Steamboat recommends wearing helmets for skiing and riding. Skiers and snowboarders are encouraged to educate themselves on the benefits and limitations of helmet usage. The primary safety consideration, and obligation under Your Responsibility Code, is to ski and ride in a controlled and responsible manner.

Helmets are available for purchase and rental at many locations including Steamboat Ski & Sport and the Kids' Vacation Center. Steamboat supports the National Ski Areas Association's Lids on Kids initiative:


Areas beyond the ski area boundary are not patrolled or maintained; avalanche and other hazards exist. Access to public lands outside the boundary is provided through marked access points. Steamboat Ski & Resort Corporation assumes no responsibility for the safety and welfare of skiers going beyond the ski area boundary. Rescue in the backcountry is the responsibility of the Routt County Sheriff's Office. If available, rescue is costly and may be very slow.

The resort strongly urges those venturing into the backcountry to know your limits and to be prepared for any set ofcircumstances.

Backcountry terrain is rugged and has not had any sort of preventative avalanche control work performed. This risk, along with the other hazards - large cliffs, obstacles, changing snow conditions, tree wells, etc. - requires respect, knowledge and preparation. Before heading into the backcountry-be prepared & let someone know where you are going and when you should be back.

10 must have items for backcountry travel

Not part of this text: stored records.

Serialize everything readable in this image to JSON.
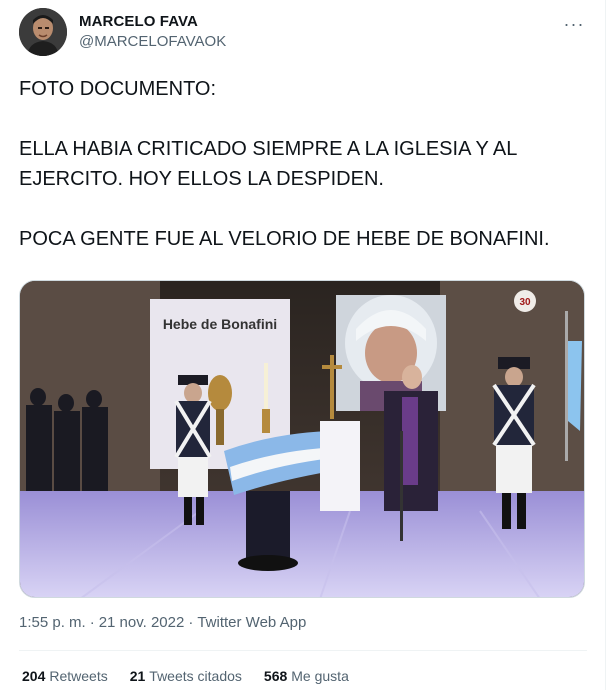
{
  "author": {
    "display_name": "MARCELO FAVA",
    "handle": "@MARCELOFAVAOK"
  },
  "menu_icon": "more-horizontal-icon",
  "tweet": {
    "lines": [
      "FOTO DOCUMENTO:",
      "ELLA HABIA CRITICADO SIEMPRE A LA IGLESIA Y AL EJERCITO. HOY ELLOS LA DESPIDEN.",
      "POCA GENTE FUE AL VELORIO DE HEBE DE BONAFINI."
    ]
  },
  "photo": {
    "banner_text": "Hebe de Bonafini",
    "logo_text": "30",
    "logo_subtext": "años"
  },
  "meta": {
    "time": "1:55 p. m.",
    "separator_1": "·",
    "date": "21 nov. 2022",
    "separator_2": "·",
    "source": "Twitter Web App"
  },
  "stats": {
    "retweets_count": "204",
    "retweets_label": "Retweets",
    "quotes_count": "21",
    "quotes_label": "Tweets citados",
    "likes_count": "568",
    "likes_label": "Me gusta"
  },
  "colors": {
    "text": "#0f1419",
    "secondary": "#536471",
    "border": "#eff3f4"
  }
}
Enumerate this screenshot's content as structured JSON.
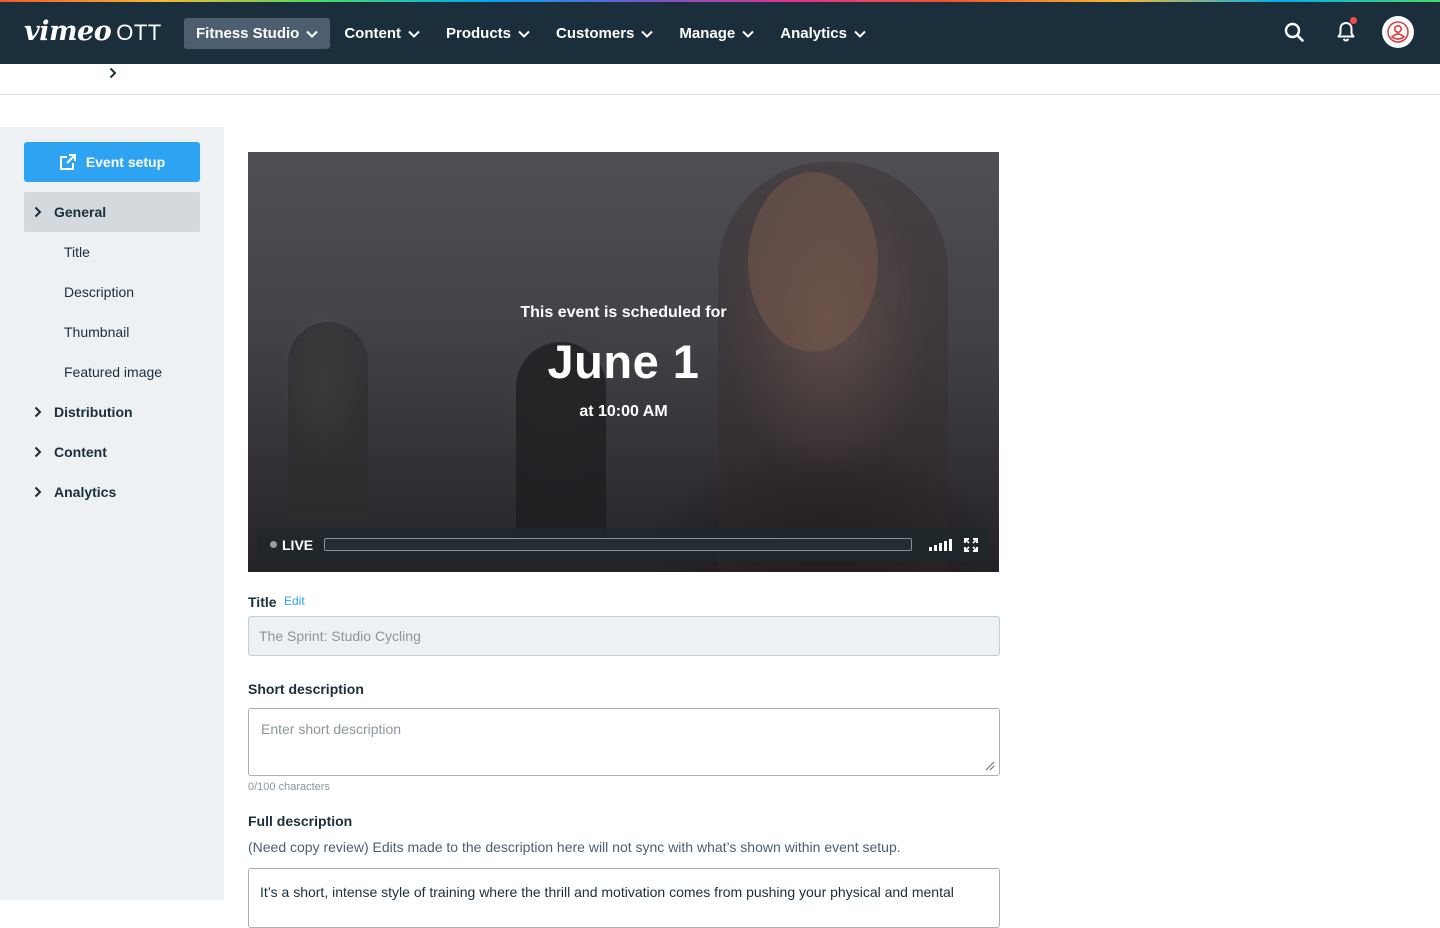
{
  "brand": {
    "logo_main": "vimeo",
    "logo_suffix": "OTT"
  },
  "nav": {
    "items": [
      {
        "label": "Fitness Studio",
        "active": true
      },
      {
        "label": "Content"
      },
      {
        "label": "Products"
      },
      {
        "label": "Customers"
      },
      {
        "label": "Manage"
      },
      {
        "label": "Analytics"
      }
    ],
    "icons": [
      "search-icon",
      "bell-icon",
      "avatar-icon"
    ],
    "notification_dot": true
  },
  "sidebar": {
    "setup_button": "Event setup",
    "sections": [
      {
        "label": "General",
        "active": true,
        "children": [
          "Title",
          "Description",
          "Thumbnail",
          "Featured image"
        ]
      },
      {
        "label": "Distribution"
      },
      {
        "label": "Content"
      },
      {
        "label": "Analytics"
      }
    ]
  },
  "player": {
    "line1": "This event is scheduled for",
    "date": "June 1",
    "time": "at 10:00 AM",
    "live_label": "LIVE"
  },
  "form": {
    "title_label": "Title",
    "edit_label": "Edit",
    "title_value": "The Sprint: Studio Cycling",
    "short_label": "Short description",
    "short_placeholder": "Enter short description",
    "char_count": "0/100 characters",
    "full_label": "Full description",
    "full_note": "(Need copy review) Edits made to the description here will not sync with what’s shown within event setup.",
    "full_value": "It’s a short, intense style of training where the thrill and motivation comes from pushing your physical and mental"
  },
  "colors": {
    "nav_bg": "#1a2e3b",
    "accent": "#2ea3f2",
    "sidebar_bg": "#eef1f3",
    "active_section": "#d4d9dd"
  }
}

  • Backcountry shovel
  • Avalanche probe (extended)
  • Backpack
  • Avalanche probe (folded)
  • Extra dry gloves and a flashlight
  • Water
  • First aid kit
  • Avalanche transceiver
  • Extra dry hat
  • Food that is high in energy

Should you need help, rescue in the backcountry is coordinated through the Routt County Sheriff's Office and may be costly and very slow.

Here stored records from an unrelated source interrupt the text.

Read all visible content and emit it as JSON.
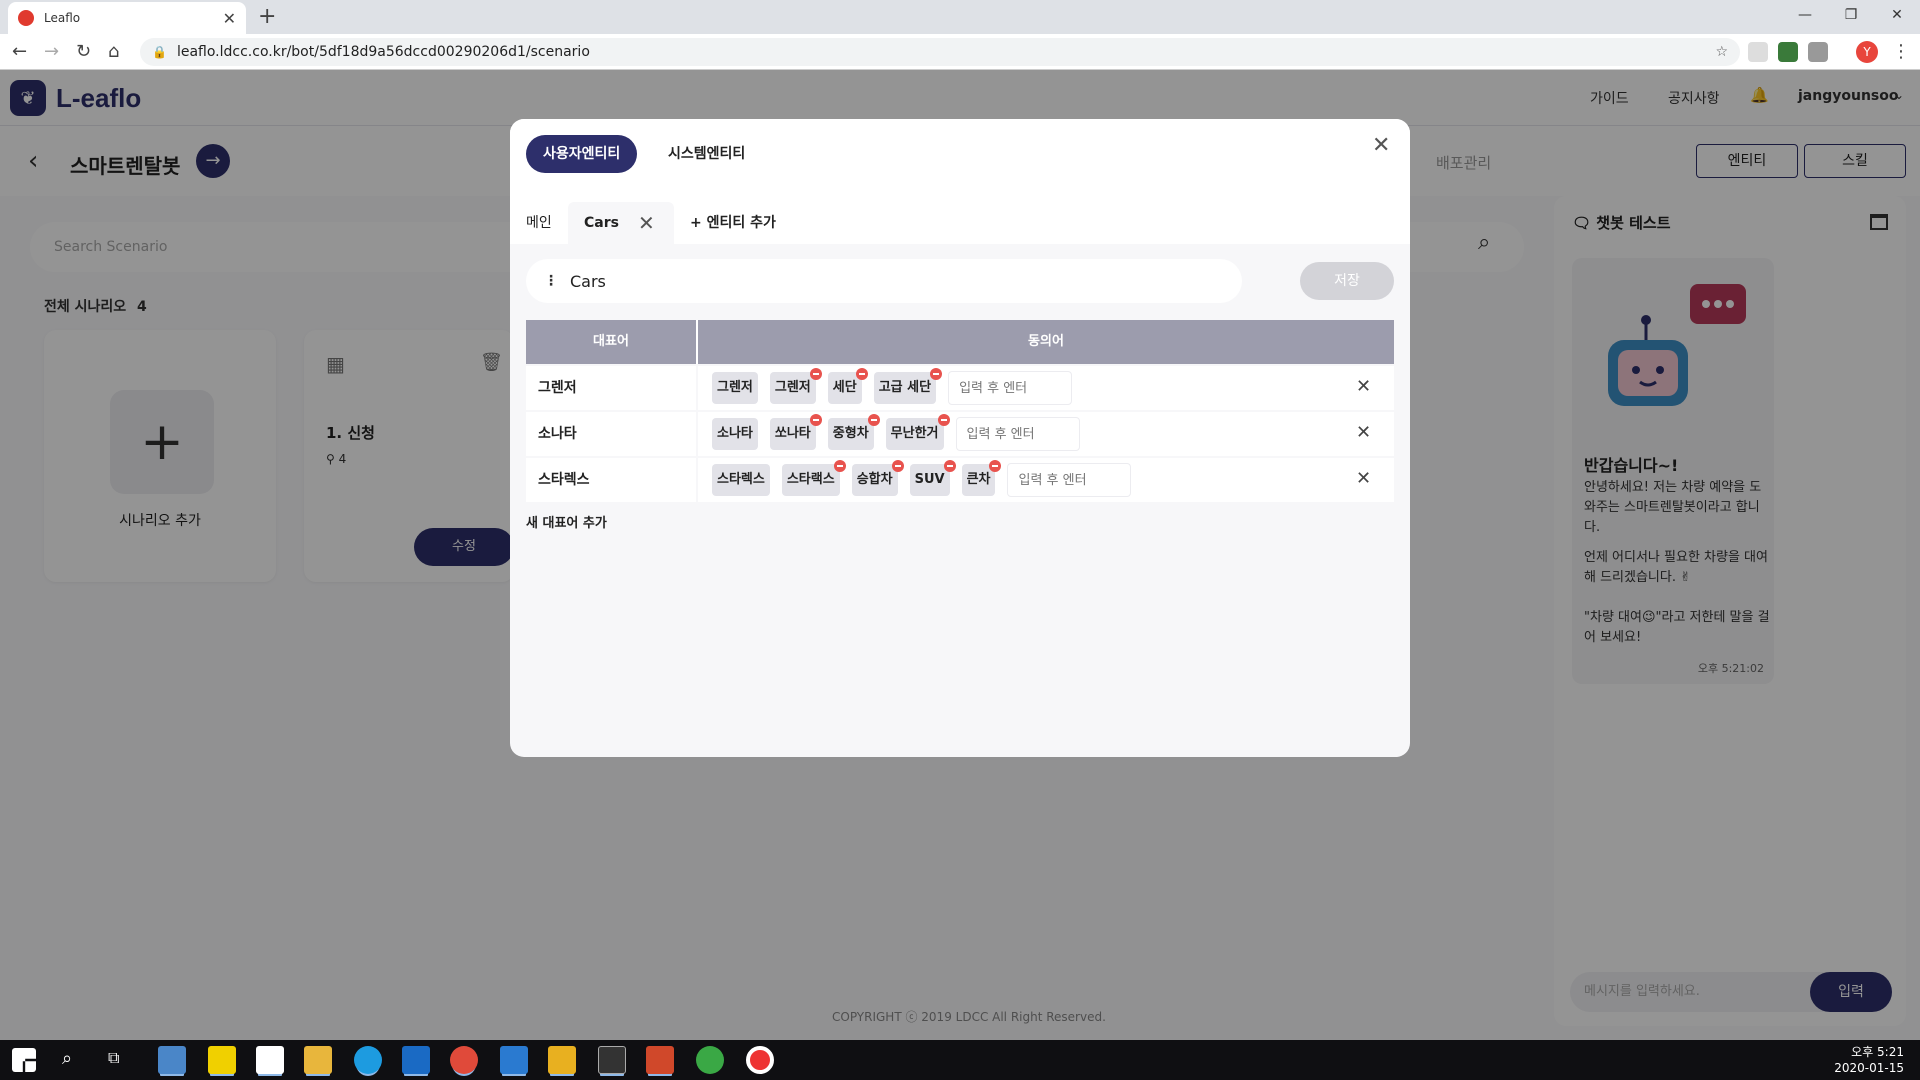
{
  "browser": {
    "tab_title": "Leaflo",
    "new_tab": "+",
    "url": "leaflo.ldcc.co.kr/bot/5df18d9a56dccd00290206d1/scenario",
    "profile_initial": "Y",
    "window_controls": [
      "—",
      "❐",
      "✕"
    ]
  },
  "app": {
    "logo_text": "L-eaflo",
    "nav": {
      "guide": "가이드",
      "notice": "공지사항",
      "user": "jangyounsoo"
    },
    "bot_name": "스마트렌탈봇",
    "deploy": "배포관리",
    "entity_button": "엔티티",
    "skill_button": "스킬",
    "search_placeholder": "Search Scenario",
    "scenario_count_label": "전체 시나리오",
    "scenario_count": "4",
    "add_scenario": "시나리오 추가",
    "scenario_card_title": "1. 신청",
    "scenario_card_count": "4",
    "edit_button": "수정",
    "copyright": "COPYRIGHT ⓒ 2019 LDCC All Right Reserved."
  },
  "chat": {
    "title": "챗봇 테스트",
    "greeting": "반갑습니다~!",
    "message1": "안녕하세요! 저는 차량 예약을 도와주는 스마트렌탈봇이라고 합니다.",
    "message2": "언제 어디서나 필요한 차량을 대여해 드리겠습니다. ✌",
    "message3": "\"차량 대여😉\"라고 저한테 말을 걸어 보세요!",
    "time": "오후 5:21:02",
    "input_placeholder": "메시지를 입력하세요.",
    "send_label": "입력"
  },
  "modal": {
    "tab_user_entity": "사용자엔티티",
    "tab_system_entity": "시스템엔티티",
    "entity_tab_main": "메인",
    "entity_tab_cars": "Cars",
    "add_entity": "+ 엔티티 추가",
    "entity_name": "Cars",
    "save_label": "저장",
    "col_representative": "대표어",
    "col_synonyms": "동의어",
    "synonym_placeholder": "입력 후 엔터",
    "add_representative": "새 대표어 추가",
    "rows": [
      {
        "rep": "그렌저",
        "synonyms": [
          {
            "t": "그렌저",
            "removable": false
          },
          {
            "t": "그렌저",
            "removable": true
          },
          {
            "t": "세단",
            "removable": true
          },
          {
            "t": "고급 세단",
            "removable": true
          }
        ]
      },
      {
        "rep": "소나타",
        "synonyms": [
          {
            "t": "소나타",
            "removable": false
          },
          {
            "t": "쏘나타",
            "removable": true
          },
          {
            "t": "중형차",
            "removable": true
          },
          {
            "t": "무난한거",
            "removable": true
          }
        ]
      },
      {
        "rep": "스타렉스",
        "synonyms": [
          {
            "t": "스타렉스",
            "removable": false
          },
          {
            "t": "스타랙스",
            "removable": true
          },
          {
            "t": "승합차",
            "removable": true
          },
          {
            "t": "SUV",
            "removable": true
          },
          {
            "t": "큰차",
            "removable": true
          }
        ]
      }
    ]
  },
  "taskbar": {
    "time": "오후 5:21",
    "date": "2020-01-15"
  },
  "colors": {
    "brand": "#2d2f6b",
    "table_header": "#9c9cad",
    "remove": "#e8534e"
  }
}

You should realize that your actions affect not just yourself, but also every other member of your party and potentially any other winter enthusiast who may be required to help in the case of an accident. If you feel something is above your ability level, it is your responsibility to make the wise judgment and inform your group.